With younger audiences relying heavily on TikTok influencers and other social media sites for their news, some experts and journalists also worry about the impact on traditional news outlets.  

As the news industry faces a series of closures and layoffs, some journalists worry social media influencers are pulling readership and revenue away from traditional news outlets and even profiting from their work. 

Edgerly conducted a survey of journalists in which 79.3 percent of respondents said social media negatively impacts the journalism industry. More than 1,500 respondents completed the survey, and most believed social media platforms contribute to inaccurate and one-sided news accounts. 94.3 percent of respondents blamed social media for spreading inaccurate news. 

TikTok’s algorithm presents a whole other set of ethical concerns, Spikes said.

“We get a lot of information tailored to our own personal beliefs and values,” he said. “We don’t get lots of information that might challenge those views.” 

News organizations that have chosen to join TikTok to disseminate their news face ethical concerns, as well, including the risks presented by investing resources in platforms they can’t control. Edgerly said news organizations that took to similar platforms like Facebook and Twitter to share their work should understand the implications. 

“These companies are not guided by journalistic values,” Edgerly said. “They can change their algorithm and change what they’re promoting. You don’t want to be caught in that chasm.”

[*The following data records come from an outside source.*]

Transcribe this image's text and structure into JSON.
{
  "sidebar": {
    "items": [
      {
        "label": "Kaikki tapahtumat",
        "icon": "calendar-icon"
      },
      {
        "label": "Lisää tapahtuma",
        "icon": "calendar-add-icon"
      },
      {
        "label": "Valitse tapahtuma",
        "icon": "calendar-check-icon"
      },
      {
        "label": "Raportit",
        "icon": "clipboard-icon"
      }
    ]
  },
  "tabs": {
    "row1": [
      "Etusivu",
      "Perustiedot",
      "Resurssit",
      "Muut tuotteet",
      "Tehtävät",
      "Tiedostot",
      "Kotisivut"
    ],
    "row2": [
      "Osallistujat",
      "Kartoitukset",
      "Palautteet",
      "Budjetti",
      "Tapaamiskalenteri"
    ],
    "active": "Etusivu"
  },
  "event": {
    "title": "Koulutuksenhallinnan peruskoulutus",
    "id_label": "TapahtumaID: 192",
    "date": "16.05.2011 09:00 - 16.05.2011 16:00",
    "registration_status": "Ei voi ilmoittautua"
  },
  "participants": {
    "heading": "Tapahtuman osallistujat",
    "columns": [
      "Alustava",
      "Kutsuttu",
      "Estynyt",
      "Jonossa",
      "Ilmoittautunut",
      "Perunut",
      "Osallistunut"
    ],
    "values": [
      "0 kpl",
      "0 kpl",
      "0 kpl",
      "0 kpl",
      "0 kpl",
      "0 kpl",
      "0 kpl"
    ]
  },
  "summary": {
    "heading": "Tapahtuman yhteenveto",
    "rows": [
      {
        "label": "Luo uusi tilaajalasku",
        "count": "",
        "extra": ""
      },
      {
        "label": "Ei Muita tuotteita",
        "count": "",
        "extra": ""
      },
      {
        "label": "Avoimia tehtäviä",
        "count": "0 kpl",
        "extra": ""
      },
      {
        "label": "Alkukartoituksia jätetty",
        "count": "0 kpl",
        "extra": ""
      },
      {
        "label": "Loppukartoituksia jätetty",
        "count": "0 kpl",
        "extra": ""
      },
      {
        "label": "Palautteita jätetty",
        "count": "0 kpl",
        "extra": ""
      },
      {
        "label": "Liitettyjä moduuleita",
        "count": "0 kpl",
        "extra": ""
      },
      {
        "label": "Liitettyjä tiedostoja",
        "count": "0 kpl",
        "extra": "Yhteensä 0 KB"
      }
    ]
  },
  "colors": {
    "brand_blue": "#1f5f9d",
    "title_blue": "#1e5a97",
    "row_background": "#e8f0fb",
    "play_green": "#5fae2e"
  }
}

After studying media literacy for over 15 years, Spikes takes an “almost zero trust stance” toward the information he consumes on social media. Even so, he takes steps to verify the online information he does view, and he believes it important that all social media users take similar steps. 

“I try to self-curate sources that I know have educated themselves on a subject either by having lots of experience with it or reporting on it in the past,” said Spikes, who hopes the videos he watches will offer him context and evidence. 

As news consumption transforms with changing times, he believes it is critical that individuals on social media create healthy habits and practices. 

“It is becoming more and more important to know more about the ways that media can change and shape our perceptions of the world so we can continue to challenge what those things are.” 

The Center for Journalism Ethics encourages the highest standards in journalism ethics worldwide. We foster vigorous debate about ethical practices in journalism and provide a resource for producers, consumers and students of journalism. Sign up for our quarterly newsletter here.